Activity: Every line below that has "kind" in it should be copied.

[Data extracted from a collection]

=-=-=

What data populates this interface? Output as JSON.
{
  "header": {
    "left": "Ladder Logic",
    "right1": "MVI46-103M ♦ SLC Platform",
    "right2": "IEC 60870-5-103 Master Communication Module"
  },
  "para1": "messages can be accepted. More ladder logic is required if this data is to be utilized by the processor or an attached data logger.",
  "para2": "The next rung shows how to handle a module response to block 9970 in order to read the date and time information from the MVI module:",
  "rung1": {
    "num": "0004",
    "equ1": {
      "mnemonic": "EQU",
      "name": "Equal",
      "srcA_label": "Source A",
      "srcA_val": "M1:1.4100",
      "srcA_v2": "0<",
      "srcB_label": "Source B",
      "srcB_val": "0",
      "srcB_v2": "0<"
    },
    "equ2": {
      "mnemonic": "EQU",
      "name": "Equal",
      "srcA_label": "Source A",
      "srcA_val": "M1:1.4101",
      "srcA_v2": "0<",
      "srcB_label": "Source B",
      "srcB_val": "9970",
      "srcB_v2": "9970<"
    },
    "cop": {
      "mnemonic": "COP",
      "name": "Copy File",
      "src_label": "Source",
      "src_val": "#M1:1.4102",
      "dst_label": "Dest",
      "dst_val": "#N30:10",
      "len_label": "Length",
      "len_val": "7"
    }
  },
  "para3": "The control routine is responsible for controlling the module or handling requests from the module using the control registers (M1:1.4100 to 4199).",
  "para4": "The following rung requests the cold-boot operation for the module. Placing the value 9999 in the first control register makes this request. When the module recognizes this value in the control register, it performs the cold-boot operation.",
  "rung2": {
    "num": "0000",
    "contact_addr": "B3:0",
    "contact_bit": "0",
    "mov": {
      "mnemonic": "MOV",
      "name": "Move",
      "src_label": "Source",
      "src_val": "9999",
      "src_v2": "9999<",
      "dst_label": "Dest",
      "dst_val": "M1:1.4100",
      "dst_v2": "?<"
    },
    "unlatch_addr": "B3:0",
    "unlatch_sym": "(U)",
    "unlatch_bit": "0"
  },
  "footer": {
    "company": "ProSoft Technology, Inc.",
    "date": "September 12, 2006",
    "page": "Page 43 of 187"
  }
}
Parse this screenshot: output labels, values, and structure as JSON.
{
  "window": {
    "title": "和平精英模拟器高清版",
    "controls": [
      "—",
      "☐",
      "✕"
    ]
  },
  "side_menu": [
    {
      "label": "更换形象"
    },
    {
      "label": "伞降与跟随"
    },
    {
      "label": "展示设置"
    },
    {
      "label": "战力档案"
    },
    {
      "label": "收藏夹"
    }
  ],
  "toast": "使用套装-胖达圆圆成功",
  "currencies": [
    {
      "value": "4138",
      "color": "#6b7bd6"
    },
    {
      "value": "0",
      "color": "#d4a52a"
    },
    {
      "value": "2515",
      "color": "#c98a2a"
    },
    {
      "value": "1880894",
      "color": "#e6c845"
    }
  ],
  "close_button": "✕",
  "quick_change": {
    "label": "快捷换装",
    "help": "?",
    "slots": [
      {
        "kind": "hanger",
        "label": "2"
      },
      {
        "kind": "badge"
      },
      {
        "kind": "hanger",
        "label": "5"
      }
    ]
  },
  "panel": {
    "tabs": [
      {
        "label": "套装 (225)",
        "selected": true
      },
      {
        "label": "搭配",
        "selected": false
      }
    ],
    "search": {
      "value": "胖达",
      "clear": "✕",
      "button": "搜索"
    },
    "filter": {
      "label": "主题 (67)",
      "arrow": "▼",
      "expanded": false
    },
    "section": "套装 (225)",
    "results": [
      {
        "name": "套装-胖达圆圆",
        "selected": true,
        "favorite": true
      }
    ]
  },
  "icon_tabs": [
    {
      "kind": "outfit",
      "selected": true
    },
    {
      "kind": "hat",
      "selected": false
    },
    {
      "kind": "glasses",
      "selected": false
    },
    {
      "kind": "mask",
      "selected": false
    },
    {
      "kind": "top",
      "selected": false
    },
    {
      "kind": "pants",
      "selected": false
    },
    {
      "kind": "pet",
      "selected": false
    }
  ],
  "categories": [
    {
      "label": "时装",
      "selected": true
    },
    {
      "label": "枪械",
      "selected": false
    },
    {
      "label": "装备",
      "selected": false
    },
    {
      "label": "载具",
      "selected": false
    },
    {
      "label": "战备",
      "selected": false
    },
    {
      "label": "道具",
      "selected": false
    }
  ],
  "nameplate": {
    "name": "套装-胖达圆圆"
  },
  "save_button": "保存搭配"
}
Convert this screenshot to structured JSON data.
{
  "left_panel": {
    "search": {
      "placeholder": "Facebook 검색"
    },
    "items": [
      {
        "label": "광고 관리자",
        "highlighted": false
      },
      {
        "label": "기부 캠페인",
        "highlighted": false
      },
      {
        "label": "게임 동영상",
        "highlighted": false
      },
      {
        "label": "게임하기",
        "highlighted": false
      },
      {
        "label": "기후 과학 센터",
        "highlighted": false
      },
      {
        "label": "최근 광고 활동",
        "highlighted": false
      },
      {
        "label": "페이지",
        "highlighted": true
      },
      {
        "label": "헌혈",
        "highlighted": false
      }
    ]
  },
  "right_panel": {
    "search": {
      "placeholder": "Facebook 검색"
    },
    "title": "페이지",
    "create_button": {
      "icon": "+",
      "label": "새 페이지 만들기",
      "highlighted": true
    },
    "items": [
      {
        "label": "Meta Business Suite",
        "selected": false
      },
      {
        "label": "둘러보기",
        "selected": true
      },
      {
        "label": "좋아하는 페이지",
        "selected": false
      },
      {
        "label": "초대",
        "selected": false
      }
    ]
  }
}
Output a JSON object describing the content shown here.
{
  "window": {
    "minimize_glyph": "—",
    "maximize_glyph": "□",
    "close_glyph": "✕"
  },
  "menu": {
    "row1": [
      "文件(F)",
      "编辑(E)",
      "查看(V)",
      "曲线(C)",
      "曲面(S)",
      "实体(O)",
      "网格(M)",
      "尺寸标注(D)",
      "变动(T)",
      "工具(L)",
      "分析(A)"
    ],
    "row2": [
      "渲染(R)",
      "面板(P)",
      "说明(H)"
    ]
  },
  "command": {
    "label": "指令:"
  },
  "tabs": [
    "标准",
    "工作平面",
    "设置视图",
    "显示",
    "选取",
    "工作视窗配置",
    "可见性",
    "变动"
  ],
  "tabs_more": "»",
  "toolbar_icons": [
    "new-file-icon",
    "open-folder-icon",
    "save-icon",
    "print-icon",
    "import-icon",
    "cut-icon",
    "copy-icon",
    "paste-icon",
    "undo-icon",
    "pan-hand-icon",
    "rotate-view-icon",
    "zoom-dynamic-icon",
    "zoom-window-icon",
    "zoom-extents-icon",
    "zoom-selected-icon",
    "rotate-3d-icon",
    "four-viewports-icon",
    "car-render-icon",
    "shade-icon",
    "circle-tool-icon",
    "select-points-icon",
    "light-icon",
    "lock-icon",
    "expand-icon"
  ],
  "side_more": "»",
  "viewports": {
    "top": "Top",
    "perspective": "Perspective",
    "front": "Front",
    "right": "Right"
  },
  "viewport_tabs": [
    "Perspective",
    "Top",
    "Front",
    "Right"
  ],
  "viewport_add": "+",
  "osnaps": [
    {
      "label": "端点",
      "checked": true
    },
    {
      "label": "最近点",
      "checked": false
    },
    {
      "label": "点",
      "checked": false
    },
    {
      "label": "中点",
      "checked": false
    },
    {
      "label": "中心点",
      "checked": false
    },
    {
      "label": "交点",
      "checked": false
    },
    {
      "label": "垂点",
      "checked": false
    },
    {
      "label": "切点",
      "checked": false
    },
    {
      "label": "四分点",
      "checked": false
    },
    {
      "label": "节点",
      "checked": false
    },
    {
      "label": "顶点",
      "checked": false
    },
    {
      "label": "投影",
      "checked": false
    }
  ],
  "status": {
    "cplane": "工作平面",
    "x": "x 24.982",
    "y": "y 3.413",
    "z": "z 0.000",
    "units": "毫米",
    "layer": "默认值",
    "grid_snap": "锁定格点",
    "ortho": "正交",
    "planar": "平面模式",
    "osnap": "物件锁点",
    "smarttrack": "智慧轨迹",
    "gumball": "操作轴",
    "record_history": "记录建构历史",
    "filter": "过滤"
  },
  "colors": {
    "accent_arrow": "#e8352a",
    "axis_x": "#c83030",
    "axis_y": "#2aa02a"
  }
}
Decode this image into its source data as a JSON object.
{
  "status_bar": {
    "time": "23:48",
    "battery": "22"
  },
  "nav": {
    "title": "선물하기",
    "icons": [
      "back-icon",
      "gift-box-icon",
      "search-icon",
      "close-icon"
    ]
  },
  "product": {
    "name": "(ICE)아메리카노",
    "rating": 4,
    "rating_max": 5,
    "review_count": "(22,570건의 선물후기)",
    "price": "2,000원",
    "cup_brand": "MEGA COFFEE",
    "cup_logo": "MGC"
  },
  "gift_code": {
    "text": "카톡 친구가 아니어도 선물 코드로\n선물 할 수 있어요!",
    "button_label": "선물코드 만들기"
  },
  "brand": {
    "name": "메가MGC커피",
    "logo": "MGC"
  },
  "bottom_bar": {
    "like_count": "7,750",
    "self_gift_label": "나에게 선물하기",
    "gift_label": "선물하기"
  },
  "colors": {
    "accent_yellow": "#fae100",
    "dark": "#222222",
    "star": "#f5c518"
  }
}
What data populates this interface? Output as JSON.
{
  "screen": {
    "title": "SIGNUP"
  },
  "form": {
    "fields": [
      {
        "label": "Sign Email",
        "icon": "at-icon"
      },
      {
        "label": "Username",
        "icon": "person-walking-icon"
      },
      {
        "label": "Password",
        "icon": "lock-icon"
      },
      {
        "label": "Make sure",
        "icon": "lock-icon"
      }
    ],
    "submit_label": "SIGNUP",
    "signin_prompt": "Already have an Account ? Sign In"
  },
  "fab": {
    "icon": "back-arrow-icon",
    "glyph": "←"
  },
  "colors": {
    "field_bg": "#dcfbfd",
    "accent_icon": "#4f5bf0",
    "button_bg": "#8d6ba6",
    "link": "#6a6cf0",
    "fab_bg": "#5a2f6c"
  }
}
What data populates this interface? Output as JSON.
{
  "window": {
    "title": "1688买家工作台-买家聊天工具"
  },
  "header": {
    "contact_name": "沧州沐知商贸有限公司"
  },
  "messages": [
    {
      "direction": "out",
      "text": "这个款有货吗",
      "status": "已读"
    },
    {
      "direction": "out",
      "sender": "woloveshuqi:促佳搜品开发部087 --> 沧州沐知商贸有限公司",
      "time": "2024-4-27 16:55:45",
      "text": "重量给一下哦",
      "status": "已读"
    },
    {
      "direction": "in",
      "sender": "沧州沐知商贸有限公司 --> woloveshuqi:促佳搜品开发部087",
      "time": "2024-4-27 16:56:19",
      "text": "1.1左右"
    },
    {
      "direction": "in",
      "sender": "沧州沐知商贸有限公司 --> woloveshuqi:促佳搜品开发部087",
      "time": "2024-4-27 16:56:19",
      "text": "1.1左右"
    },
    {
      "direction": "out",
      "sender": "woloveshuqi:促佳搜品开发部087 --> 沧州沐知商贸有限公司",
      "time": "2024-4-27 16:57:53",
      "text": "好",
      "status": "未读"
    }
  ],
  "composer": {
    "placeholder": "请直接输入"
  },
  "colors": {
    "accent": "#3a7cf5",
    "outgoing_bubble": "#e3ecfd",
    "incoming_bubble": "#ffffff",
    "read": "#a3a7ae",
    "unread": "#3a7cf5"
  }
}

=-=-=

Reply:
        "kind": "hanger",
        "kind": "badge"
        "kind": "hanger",
      "kind": "outfit",
      "kind": "hat",
      "kind": "glasses",
      "kind": "mask",
      "kind": "top",
      "kind": "pants",
      "kind": "pet",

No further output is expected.